INSTRUCTIONS FOR THE TASK: Go through the lines below and count those that contain "screenshot"; the number is all that should be returned.

Component data from apps and pages:
- Opening Delimiter -
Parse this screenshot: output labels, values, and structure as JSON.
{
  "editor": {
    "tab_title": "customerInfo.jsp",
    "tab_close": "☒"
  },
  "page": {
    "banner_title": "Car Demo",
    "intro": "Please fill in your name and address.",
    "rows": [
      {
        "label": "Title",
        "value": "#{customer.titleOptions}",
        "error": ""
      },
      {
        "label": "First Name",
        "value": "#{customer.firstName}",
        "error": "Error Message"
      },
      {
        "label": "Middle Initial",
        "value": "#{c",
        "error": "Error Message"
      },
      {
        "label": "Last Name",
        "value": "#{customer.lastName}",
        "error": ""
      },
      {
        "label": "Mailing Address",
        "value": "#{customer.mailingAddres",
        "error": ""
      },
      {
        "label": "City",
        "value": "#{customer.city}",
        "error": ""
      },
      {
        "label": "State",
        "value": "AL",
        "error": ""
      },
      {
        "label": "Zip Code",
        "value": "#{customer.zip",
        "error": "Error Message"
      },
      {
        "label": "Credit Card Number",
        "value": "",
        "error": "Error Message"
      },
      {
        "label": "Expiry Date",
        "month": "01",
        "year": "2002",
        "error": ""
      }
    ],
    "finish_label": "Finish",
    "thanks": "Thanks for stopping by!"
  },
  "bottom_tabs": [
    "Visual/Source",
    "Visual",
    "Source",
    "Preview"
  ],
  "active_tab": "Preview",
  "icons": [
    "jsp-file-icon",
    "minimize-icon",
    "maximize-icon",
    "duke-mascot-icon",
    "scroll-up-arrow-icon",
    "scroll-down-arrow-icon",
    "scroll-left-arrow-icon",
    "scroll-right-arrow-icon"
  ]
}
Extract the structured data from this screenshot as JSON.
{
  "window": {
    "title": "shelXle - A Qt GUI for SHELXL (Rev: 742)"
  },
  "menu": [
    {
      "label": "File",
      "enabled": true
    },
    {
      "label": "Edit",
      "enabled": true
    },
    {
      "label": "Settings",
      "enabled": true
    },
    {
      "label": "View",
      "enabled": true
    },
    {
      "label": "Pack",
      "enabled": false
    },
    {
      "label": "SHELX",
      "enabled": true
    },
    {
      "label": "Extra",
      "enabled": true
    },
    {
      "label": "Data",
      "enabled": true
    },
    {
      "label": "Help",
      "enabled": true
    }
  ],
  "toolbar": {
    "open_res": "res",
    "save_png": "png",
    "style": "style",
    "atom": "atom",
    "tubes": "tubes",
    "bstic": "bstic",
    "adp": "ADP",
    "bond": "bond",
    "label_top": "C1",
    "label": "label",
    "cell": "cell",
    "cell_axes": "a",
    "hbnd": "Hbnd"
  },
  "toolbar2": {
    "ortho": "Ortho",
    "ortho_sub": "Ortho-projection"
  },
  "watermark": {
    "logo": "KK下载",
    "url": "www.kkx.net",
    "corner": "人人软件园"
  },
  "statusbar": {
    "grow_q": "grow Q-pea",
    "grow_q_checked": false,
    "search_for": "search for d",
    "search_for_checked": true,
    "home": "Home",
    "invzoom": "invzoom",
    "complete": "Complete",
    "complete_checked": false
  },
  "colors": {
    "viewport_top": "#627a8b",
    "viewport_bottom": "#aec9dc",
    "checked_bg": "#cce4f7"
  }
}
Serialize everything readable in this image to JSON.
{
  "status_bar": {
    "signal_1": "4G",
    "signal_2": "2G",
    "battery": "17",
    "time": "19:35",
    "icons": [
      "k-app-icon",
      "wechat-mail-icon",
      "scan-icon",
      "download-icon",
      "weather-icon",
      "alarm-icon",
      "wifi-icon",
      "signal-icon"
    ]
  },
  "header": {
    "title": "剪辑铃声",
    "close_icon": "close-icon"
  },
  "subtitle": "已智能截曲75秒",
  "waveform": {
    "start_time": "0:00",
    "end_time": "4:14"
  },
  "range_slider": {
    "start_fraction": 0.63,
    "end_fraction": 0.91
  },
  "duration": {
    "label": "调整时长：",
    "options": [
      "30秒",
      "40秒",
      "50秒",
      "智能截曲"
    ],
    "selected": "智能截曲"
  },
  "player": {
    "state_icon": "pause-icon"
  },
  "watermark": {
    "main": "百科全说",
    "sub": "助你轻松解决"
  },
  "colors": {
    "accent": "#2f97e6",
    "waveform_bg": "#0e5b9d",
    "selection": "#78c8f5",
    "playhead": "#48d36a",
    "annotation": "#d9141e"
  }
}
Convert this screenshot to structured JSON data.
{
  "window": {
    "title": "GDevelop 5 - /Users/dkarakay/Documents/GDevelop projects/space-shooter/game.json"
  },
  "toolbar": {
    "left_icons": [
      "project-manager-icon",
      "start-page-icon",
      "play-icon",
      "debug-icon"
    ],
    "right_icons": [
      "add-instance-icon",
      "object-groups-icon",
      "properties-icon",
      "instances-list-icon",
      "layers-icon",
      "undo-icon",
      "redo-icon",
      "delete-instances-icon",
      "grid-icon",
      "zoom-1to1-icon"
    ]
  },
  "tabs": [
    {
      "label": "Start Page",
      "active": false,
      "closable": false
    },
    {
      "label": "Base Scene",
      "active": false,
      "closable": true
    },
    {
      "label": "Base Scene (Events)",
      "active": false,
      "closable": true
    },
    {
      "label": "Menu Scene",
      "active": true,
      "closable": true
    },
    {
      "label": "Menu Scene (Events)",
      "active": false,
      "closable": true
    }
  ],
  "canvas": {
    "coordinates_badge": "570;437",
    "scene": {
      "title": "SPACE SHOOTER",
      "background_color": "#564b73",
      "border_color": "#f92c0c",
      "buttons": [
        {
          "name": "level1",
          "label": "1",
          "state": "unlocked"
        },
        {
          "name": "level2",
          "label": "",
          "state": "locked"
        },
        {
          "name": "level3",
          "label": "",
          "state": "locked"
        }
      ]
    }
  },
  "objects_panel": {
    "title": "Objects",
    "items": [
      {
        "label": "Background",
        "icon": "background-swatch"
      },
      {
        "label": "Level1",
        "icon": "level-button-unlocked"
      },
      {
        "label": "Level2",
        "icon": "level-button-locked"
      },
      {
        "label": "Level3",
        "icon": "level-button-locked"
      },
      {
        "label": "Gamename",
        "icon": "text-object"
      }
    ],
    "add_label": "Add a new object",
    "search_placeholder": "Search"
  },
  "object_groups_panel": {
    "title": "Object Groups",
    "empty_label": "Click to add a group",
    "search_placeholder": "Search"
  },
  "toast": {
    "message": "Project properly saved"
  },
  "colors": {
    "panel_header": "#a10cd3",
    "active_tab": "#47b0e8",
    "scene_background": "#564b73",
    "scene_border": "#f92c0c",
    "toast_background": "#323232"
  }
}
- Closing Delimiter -
TASK SOLUTION: 3